▸ INSTRUCTIONS TO FOLLOW
Among the lines below, count those with "icon". Give the total alone.

▸ DATA
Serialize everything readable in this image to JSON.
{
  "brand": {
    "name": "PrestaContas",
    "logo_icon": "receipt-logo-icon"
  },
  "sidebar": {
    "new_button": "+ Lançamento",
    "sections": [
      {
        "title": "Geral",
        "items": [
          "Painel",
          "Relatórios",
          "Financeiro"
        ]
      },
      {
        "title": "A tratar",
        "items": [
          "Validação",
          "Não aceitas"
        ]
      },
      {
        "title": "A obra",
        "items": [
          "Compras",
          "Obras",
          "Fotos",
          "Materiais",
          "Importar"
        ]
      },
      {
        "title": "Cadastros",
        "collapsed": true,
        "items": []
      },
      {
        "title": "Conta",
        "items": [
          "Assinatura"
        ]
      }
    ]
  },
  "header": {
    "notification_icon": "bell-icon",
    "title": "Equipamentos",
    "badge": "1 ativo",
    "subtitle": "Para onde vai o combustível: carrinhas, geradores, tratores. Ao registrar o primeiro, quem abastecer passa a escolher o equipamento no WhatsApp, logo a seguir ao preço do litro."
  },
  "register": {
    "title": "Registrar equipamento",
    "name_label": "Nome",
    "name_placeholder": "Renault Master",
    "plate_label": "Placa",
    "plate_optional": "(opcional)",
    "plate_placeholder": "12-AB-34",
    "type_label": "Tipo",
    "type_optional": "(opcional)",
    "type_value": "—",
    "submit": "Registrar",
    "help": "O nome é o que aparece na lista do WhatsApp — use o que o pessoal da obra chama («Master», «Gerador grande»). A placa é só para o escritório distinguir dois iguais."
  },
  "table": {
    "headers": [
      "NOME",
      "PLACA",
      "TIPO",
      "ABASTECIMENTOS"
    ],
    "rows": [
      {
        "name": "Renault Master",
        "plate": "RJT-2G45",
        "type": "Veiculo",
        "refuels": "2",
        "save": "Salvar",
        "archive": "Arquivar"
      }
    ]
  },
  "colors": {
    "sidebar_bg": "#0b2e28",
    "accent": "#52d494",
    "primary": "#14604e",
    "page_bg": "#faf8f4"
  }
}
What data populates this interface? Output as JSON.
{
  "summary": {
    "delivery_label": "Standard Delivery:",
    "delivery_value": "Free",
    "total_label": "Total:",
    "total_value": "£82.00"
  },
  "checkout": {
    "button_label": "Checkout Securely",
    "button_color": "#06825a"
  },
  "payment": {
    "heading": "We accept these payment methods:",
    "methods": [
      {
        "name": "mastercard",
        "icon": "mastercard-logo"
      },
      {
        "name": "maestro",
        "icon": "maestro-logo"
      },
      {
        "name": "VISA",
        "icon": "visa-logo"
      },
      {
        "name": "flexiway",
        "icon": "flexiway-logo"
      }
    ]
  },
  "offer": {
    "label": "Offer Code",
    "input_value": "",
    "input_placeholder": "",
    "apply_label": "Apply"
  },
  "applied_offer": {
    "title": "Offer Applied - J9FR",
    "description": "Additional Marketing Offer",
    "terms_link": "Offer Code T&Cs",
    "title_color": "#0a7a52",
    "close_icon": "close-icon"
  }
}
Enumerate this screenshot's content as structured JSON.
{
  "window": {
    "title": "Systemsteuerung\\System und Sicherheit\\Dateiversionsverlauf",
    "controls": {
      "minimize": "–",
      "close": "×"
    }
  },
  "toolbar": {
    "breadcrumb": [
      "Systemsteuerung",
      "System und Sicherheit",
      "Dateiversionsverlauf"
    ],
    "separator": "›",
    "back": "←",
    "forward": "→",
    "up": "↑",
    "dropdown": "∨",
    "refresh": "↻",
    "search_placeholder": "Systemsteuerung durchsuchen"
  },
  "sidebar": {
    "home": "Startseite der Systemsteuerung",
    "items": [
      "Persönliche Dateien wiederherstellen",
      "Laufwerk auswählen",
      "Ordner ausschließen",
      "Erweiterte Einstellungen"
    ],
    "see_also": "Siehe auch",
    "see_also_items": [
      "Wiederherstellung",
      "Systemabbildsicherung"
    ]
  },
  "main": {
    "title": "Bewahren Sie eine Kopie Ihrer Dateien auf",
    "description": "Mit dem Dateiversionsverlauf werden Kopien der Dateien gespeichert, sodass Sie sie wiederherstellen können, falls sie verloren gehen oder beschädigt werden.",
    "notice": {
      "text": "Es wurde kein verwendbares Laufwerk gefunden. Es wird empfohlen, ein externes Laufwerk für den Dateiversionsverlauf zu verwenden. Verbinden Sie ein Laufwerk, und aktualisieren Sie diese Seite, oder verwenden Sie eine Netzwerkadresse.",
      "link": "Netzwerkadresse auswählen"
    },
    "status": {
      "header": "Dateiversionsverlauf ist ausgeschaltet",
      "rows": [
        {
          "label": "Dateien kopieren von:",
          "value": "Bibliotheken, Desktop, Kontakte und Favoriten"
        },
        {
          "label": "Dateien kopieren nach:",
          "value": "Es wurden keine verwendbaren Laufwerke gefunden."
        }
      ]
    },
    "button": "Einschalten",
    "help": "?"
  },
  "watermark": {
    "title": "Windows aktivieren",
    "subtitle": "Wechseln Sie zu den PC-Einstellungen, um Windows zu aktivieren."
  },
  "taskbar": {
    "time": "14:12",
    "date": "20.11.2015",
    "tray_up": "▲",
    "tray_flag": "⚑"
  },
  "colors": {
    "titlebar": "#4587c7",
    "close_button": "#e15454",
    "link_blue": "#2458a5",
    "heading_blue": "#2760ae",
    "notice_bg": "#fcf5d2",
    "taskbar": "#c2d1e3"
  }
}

▸ RESPONSE BOX
7